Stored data
Start of Block
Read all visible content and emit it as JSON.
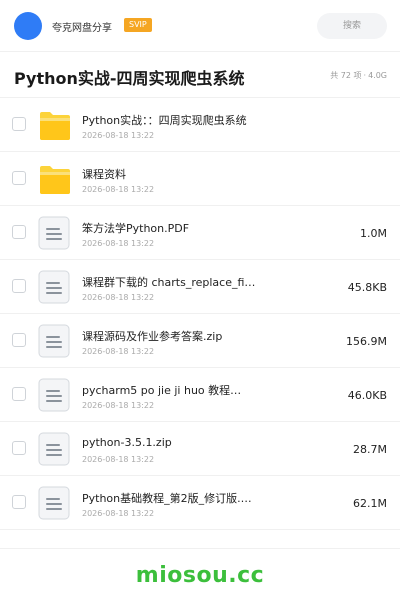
{
  "header": {
    "username": "夸克网盘分享",
    "badge": "SVIP",
    "search_placeholder": "搜索",
    "colors": {
      "avatar": "#2f7cf6",
      "badge": "#f5a623"
    }
  },
  "folder": {
    "title": "Python实战-四周实现爬虫系统",
    "item_count": "共 72 项",
    "total_size": "4.0G"
  },
  "files": [
    {
      "icon": "folder-icon",
      "name": "Python实战：：四周实现爬虫系统",
      "date": "2026-08-18 13:22",
      "size": ""
    },
    {
      "icon": "folder-icon",
      "name": "课程资料",
      "date": "2026-08-18 13:22",
      "size": ""
    },
    {
      "icon": "document-icon",
      "name": "笨方法学Python.PDF",
      "date": "2026-08-18 13:22",
      "size": "1.0M"
    },
    {
      "icon": "document-icon",
      "name": "课程群下载的 charts_replace_fil…",
      "date": "2026-08-18 13:22",
      "size": "45.8KB"
    },
    {
      "icon": "document-icon",
      "name": "课程源码及作业参考答案.zip",
      "date": "2026-08-18 13:22",
      "size": "156.9M"
    },
    {
      "icon": "document-icon",
      "name": "pycharm5 po jie ji huo 教程…",
      "date": "2026-08-18 13:22",
      "size": "46.0KB"
    },
    {
      "icon": "document-icon",
      "name": "python-3.5.1.zip",
      "date": "2026-08-18 13:22",
      "size": "28.7M"
    },
    {
      "icon": "document-icon",
      "name": "Python基础教程_第2版_修订版.pdf",
      "date": "2026-08-18 13:22",
      "size": "62.1M"
    }
  ],
  "footer": {
    "brand": "miosou.cc",
    "brand_color": "#3cbf3c"
  }
}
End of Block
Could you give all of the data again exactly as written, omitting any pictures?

SOLUTION TO THE PROBLEM:
Read all visible content and emit it as JSON.
{
  "header": {
    "username": "夸克网盘分享",
    "badge": "SVIP",
    "search_placeholder": "搜索",
    "colors": {
      "avatar": "#2f7cf6",
      "badge": "#f5a623"
    }
  },
  "folder": {
    "title": "Python实战-四周实现爬虫系统",
    "item_count": "共 72 项",
    "total_size": "4.0G"
  },
  "files": [
    {
      "icon": "folder-icon",
      "name": "Python实战：：四周实现爬虫系统",
      "date": "2026-08-18 13:22",
      "size": ""
    },
    {
      "icon": "folder-icon",
      "name": "课程资料",
      "date": "2026-08-18 13:22",
      "size": ""
    },
    {
      "icon": "document-icon",
      "name": "笨方法学Python.PDF",
      "date": "2026-08-18 13:22",
      "size": "1.0M"
    },
    {
      "icon": "document-icon",
      "name": "课程群下载的 charts_replace_fil…",
      "date": "2026-08-18 13:22",
      "size": "45.8KB"
    },
    {
      "icon": "document-icon",
      "name": "课程源码及作业参考答案.zip",
      "date": "2026-08-18 13:22",
      "size": "156.9M"
    },
    {
      "icon": "document-icon",
      "name": "pycharm5 po jie ji huo 教程…",
      "date": "2026-08-18 13:22",
      "size": "46.0KB"
    },
    {
      "icon": "document-icon",
      "name": "python-3.5.1.zip",
      "date": "2026-08-18 13:22",
      "size": "28.7M"
    },
    {
      "icon": "document-icon",
      "name": "Python基础教程_第2版_修订版.pdf",
      "date": "2026-08-18 13:22",
      "size": "62.1M"
    }
  ],
  "footer": {
    "brand": "miosou.cc",
    "brand_color": "#3cbf3c"
  }
}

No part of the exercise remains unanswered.